In its original American broadcast, "Moaning Lisa" finished 34th place in the weekly ratings for the week of February 5–February 11, 1990 with a Nielsen rating of 13.8. It was the highest rated show on the Fox Network that week.[7] The authors of the book I Can't Believe It's a Bigger and Better Updated Unofficial Simpsons Guide, Warren Martyn and Adrian Wood, said: "Certain scenes of this, the most syrupy of Simpsons episodes, sent viewers raised on the later seasons scurrying to the bathroom. Yes, the final moments may give you goosepimples, and are a world away from the anti-schmaltz normally associated with the series, but there is still much to recommend here. In fact, the Homer–Bart subplot is more successful than the main storyline; Homer's nightmare about their relationship is genuinely disturbing."[2] In a DVD review of the first season, David B. Grelck gave the episode a rating of 2.5/5 and added: "Lisa develops much of her future personality in this episode. The family dynamic is starting to fall into place, as is the relationship between Homer and Lisa."[8] Colin Jacobson at DVD Movie Guide said in a review that "overall, this was a pretty drab episode" and added that "it had some moments, such as the videogame boxing matches between Homer and Bart, but Lisa lacked the strength at this point to carry an entire show."[9]

Home release[edit]

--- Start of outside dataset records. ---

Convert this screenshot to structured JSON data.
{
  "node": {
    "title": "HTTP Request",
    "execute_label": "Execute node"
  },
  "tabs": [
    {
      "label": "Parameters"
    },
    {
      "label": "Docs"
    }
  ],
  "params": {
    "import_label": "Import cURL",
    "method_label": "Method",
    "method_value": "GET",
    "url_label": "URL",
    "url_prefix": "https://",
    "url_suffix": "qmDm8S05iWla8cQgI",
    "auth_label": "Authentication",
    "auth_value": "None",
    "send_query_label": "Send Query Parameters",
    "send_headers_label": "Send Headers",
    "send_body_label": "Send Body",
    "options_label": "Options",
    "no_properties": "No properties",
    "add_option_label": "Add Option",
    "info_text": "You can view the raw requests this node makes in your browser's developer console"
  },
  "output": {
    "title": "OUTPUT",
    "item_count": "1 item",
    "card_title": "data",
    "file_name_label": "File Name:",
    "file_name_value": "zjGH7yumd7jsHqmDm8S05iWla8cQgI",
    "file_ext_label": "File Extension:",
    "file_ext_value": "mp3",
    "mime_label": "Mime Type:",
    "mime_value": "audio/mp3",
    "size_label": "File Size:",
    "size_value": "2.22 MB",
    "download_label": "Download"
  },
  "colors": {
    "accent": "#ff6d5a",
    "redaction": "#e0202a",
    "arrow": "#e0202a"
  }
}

The episode was released first on home video in the United Kingdom, as part of a VHS release titled The Simpsons Collection; the episode was paired with season one episode "Homer's Odyssey".[10] It was released in the US on the VHS release The Best of The Simpsons, Vol. 2 (1997), paired with "Bart the General".[11] It was later re-released in the US in a collector's edition boxed set of the first three volumes of The Best of The Simpsons collections.[12] It was re-released in the UK as part of VHS boxed set of the complete first season, released in November 1999.[13] The episode's debut on the DVD format was as a part of The Simpsons season one DVD set, which was released on September 25, 2001. Groening, Reiss, Archer, and Jean participated in the DVD's audio commentary.[14] A digital edition of the series' first season was published December 20, 2010 in the United States containing the episode, through Amazon Instant Video and iTunes.[15]

References[edit]

  1. ^ a b "Moaning Lisa" The Simpsons.com. Retrieved on August 17, 2008
  2. ^ a b c d e Moaning Lisa BBC.co.uk. Retrieved on August 17, 2008
  3. ^ Groening, Matt (1997). Richmond, Ray; Coffman, Antonia, eds. The Simpsons: A Complete Guide to Our Favorite Family. Created by Matt Groening; edited by Ray Richmond and Antonia Coffman. (1st ed.). New York: HarperPerennial. ASIN 0060952520. LCCN 98141857. OCLC 37796735. OL 433519M.  ISBN 0-06-095252-0, 978-0-06-095252-5. p. 23.
  4. ^ a b c d e f g Jean, Al (2001). The Simpsons The Complete First Season DVD commentary for the episode "Moaning Lisa" (DVD). 20th Century Fox. 
  5. ^ Wilson, Stacey (2012-02-08). "'The Simpsons' at 500: Untold Stories". The Hollywood Reporter. Retrieved 2012-02-08. 
  6. ^ a b Groening, Matt (2001). The Simpsons The Complete First Season DVD commentary for the episode "Moaning Lisa" (DVD). 20th Century Fox. 
  7. ^ De Atley, Richard (February 16, 1990). "'Blind Faith' and 'Funniest Home Videos' are in Nielsen Top 10". St. Petersburg Times. p. 7D. 
  8. ^ Grelck, David B. (2001-09-25). "The Complete First Season". WDBGProductions. Archived from the original on 2009-02-02. Retrieved 2011-09-15. 
  9. ^ Jacobson, Colin. "The Simpsons: The Complete First Season (1990)". DVD Movie Guide. Retrieved 2008-08-29. 
  10. ^ "The Simpsons - Moaning Lisa (1989)". Amazon.com. Retrieved April 21, 2011. 
  11. ^ "The Best of The Simpsons, Vol. 1 - Bart the General/ Moaning Lisa". Amazon.com. ASIN 6304561857. 
  12. ^ "The Best of The Simpsons, Boxed Set 1". Amazon.com. ASIN 6304561873. 
  13. ^ "The Simpsons - Season 1 Box Set [VHS]". Amazon.com. Retrieved April 21, 2011. 
  14. ^ "The Simpsons - The Complete 1st Season". TVShowsOnDVD.com. Retrieved April 21, 2011. 
  15. ^ "The Simpsons Season 1 - Amazon Instant Video". Amazon.com. Retrieved April 21, 2011. 

External links[edit]